We are officially living in the Age of Crossover as a pop aesthetic has overtaken and defined African-American art and commerce. As a marketer, this has been one of the most interesting developments I have witnessed recently. Given that I am such a music fan, I began noticing this trend earlier in ’07. Music, of course, is one of the key ingredients in the overall pop culture environment.
Just take a close listen to the techno-house beat and Daft Punk sample used in Kanye West’s masterpiece Stronger. Is Stronger hip hop? Yes, he is rapping in the song, but the hook and the music all have a very pop feel. Kanye and Timbaland kind of started this. But now Snoop Dogg has come out with a very good pop song called Sensual Seduction. It is in every since of the word a pop song.
In film, the top earning actor is Will Smith. Will Smith is assuredly the icon of the Post Modern Black aesthetic. He is connected to his heritage yet the film vehicles that he chooses are those that typically have the most appeal to the masses. Even Spike Lee’s last film Inside Man had a multiracial cast and in no way touched upon any ideals of Black Nationalism.
So what is driving this? I think it is part of the idea of the post modern and pop black aesthetic that is driven by the desire to sell art to as many people as the market will allow.
Having lived through the 70’s Blaxploitation, Pro-Black, Soul Train era and then the Public Enemy/Spike Lee era of Black Consciousness and Black pride, I have personally witnessed this transformation of African- American art and business. Those eras were defined by the need for black expression mainly geared toward other blacks.
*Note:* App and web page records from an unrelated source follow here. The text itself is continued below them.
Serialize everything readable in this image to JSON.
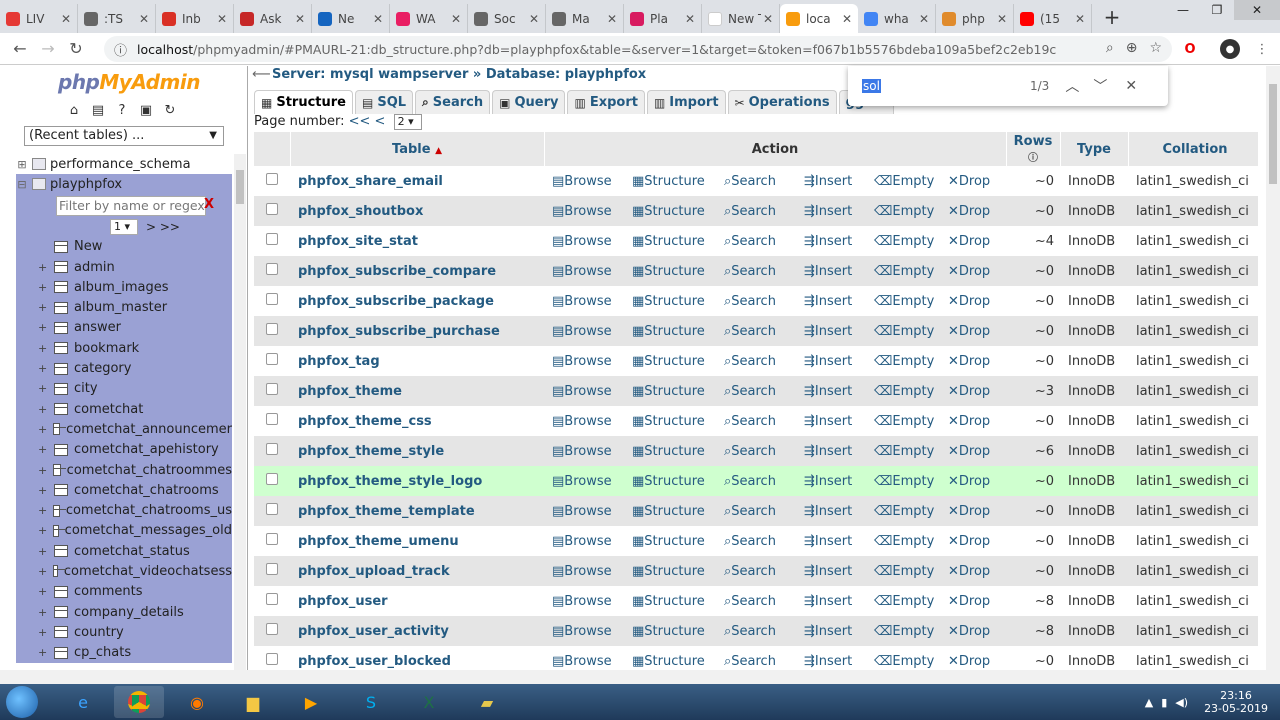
{
  "browser": {
    "tabs": [
      {
        "label": "LIV",
        "color": "#e53935"
      },
      {
        "label": ":TS",
        "color": "#666666"
      },
      {
        "label": "Inb",
        "color": "#d93025"
      },
      {
        "label": "Ask",
        "color": "#c62828"
      },
      {
        "label": "Ne",
        "color": "#1565c0"
      },
      {
        "label": "WA",
        "color": "#e91e63"
      },
      {
        "label": "Soc",
        "color": "#666666"
      },
      {
        "label": "Ma",
        "color": "#666666"
      },
      {
        "label": "Pla",
        "color": "#d81b60"
      },
      {
        "label": "New Ta",
        "color": "#ffffff"
      },
      {
        "label": "loca",
        "color": "#f89c0e",
        "active": true
      },
      {
        "label": "wha",
        "color": "#4285f4"
      },
      {
        "label": "php",
        "color": "#e08b2c"
      },
      {
        "label": "(15",
        "color": "#ff0000"
      }
    ],
    "url_host": "localhost",
    "url_path": "/phpmyadmin/#PMAURL-21:db_structure.php?db=playphpfox&table=&server=1&target=&token=f067b1b5576bdeba109a5bef2c2eb19c"
  },
  "find_bar": {
    "query": "sol",
    "count": "1/3"
  },
  "left": {
    "logo_php": "php",
    "logo_myadmin": "MyAdmin",
    "recent_tables": "(Recent tables) ...",
    "tree_items": [
      "performance_schema",
      "playphpfox"
    ],
    "filter_placeholder": "Filter by name or regex",
    "filter_clear": "X",
    "page_select": "1",
    "page_next": "> >>",
    "new_label": "New",
    "tables": [
      "admin",
      "album_images",
      "album_master",
      "answer",
      "bookmark",
      "category",
      "city",
      "cometchat",
      "cometchat_announcemer",
      "cometchat_apehistory",
      "cometchat_chatroommes",
      "cometchat_chatrooms",
      "cometchat_chatrooms_us",
      "cometchat_messages_old",
      "cometchat_status",
      "cometchat_videochatsess",
      "comments",
      "company_details",
      "country",
      "cp_chats"
    ]
  },
  "right": {
    "breadcrumb_server": "Server: mysql wampserver",
    "breadcrumb_db": "Database: playphpfox",
    "menu": [
      {
        "label": "Structure",
        "icon": "▦",
        "active": true
      },
      {
        "label": "SQL",
        "icon": "▤"
      },
      {
        "label": "Search",
        "icon": "⌕"
      },
      {
        "label": "Query",
        "icon": "▣"
      },
      {
        "label": "Export",
        "icon": "▥"
      },
      {
        "label": "Import",
        "icon": "▥"
      },
      {
        "label": "Operations",
        "icon": "✂"
      },
      {
        "label": "ggers",
        "icon": ""
      }
    ],
    "page_number_label": "Page number:",
    "page_prev": "<< <",
    "page_value": "2",
    "headers": {
      "table": "Table",
      "action": "Action",
      "rows": "Rows",
      "type": "Type",
      "collation": "Collation"
    },
    "actions": [
      "Browse",
      "Structure",
      "Search",
      "Insert",
      "Empty",
      "Drop"
    ],
    "rows": [
      {
        "name": "phpfox_share_email",
        "rows": "~0",
        "type": "InnoDB",
        "coll": "latin1_swedish_ci"
      },
      {
        "name": "phpfox_shoutbox",
        "rows": "~0",
        "type": "InnoDB",
        "coll": "latin1_swedish_ci"
      },
      {
        "name": "phpfox_site_stat",
        "rows": "~4",
        "type": "InnoDB",
        "coll": "latin1_swedish_ci"
      },
      {
        "name": "phpfox_subscribe_compare",
        "rows": "~0",
        "type": "InnoDB",
        "coll": "latin1_swedish_ci"
      },
      {
        "name": "phpfox_subscribe_package",
        "rows": "~0",
        "type": "InnoDB",
        "coll": "latin1_swedish_ci"
      },
      {
        "name": "phpfox_subscribe_purchase",
        "rows": "~0",
        "type": "InnoDB",
        "coll": "latin1_swedish_ci"
      },
      {
        "name": "phpfox_tag",
        "rows": "~0",
        "type": "InnoDB",
        "coll": "latin1_swedish_ci"
      },
      {
        "name": "phpfox_theme",
        "rows": "~3",
        "type": "InnoDB",
        "coll": "latin1_swedish_ci"
      },
      {
        "name": "phpfox_theme_css",
        "rows": "~0",
        "type": "InnoDB",
        "coll": "latin1_swedish_ci"
      },
      {
        "name": "phpfox_theme_style",
        "rows": "~6",
        "type": "InnoDB",
        "coll": "latin1_swedish_ci"
      },
      {
        "name": "phpfox_theme_style_logo",
        "rows": "~0",
        "type": "InnoDB",
        "coll": "latin1_swedish_ci",
        "hl": true
      },
      {
        "name": "phpfox_theme_template",
        "rows": "~0",
        "type": "InnoDB",
        "coll": "latin1_swedish_ci"
      },
      {
        "name": "phpfox_theme_umenu",
        "rows": "~0",
        "type": "InnoDB",
        "coll": "latin1_swedish_ci"
      },
      {
        "name": "phpfox_upload_track",
        "rows": "~0",
        "type": "InnoDB",
        "coll": "latin1_swedish_ci"
      },
      {
        "name": "phpfox_user",
        "rows": "~8",
        "type": "InnoDB",
        "coll": "latin1_swedish_ci"
      },
      {
        "name": "phpfox_user_activity",
        "rows": "~8",
        "type": "InnoDB",
        "coll": "latin1_swedish_ci"
      },
      {
        "name": "phpfox_user_blocked",
        "rows": "~0",
        "type": "InnoDB",
        "coll": "latin1_swedish_ci"
      }
    ]
  },
  "taskbar": {
    "time": "23:16",
    "date": "23-05-2019"
  }
}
Now in this era of Crossover, black artists are striving to create art for the masses, largely driven by the growing corporate domination of the entertainment industry which requires artists to fit the mainstream aesthetic.
This sensibility is impacting many other areas of pop culture and consumerism and it definitely has implications for us as multicultural marketers.
We believe that going forward targeted African-American advertising will be more subtle in leveraging cultural cues and will begin reflecting the “racially blended” styles that are developing more and more in general market communications. Like Kanye West’s Stronger, African- American advertising will feel more like general market advertising and will be more universal in its appeal. The challenge to traditional African- American agencies is how do you stay relevant without allowing general market agencies to steal their clients?
As an Agency, CultureLab’s main goal is to connect through true consumer insight. We develop our communications not from the perspective of ethnicity, but from an understanding of the interests of various groups and cultures within the African-American community.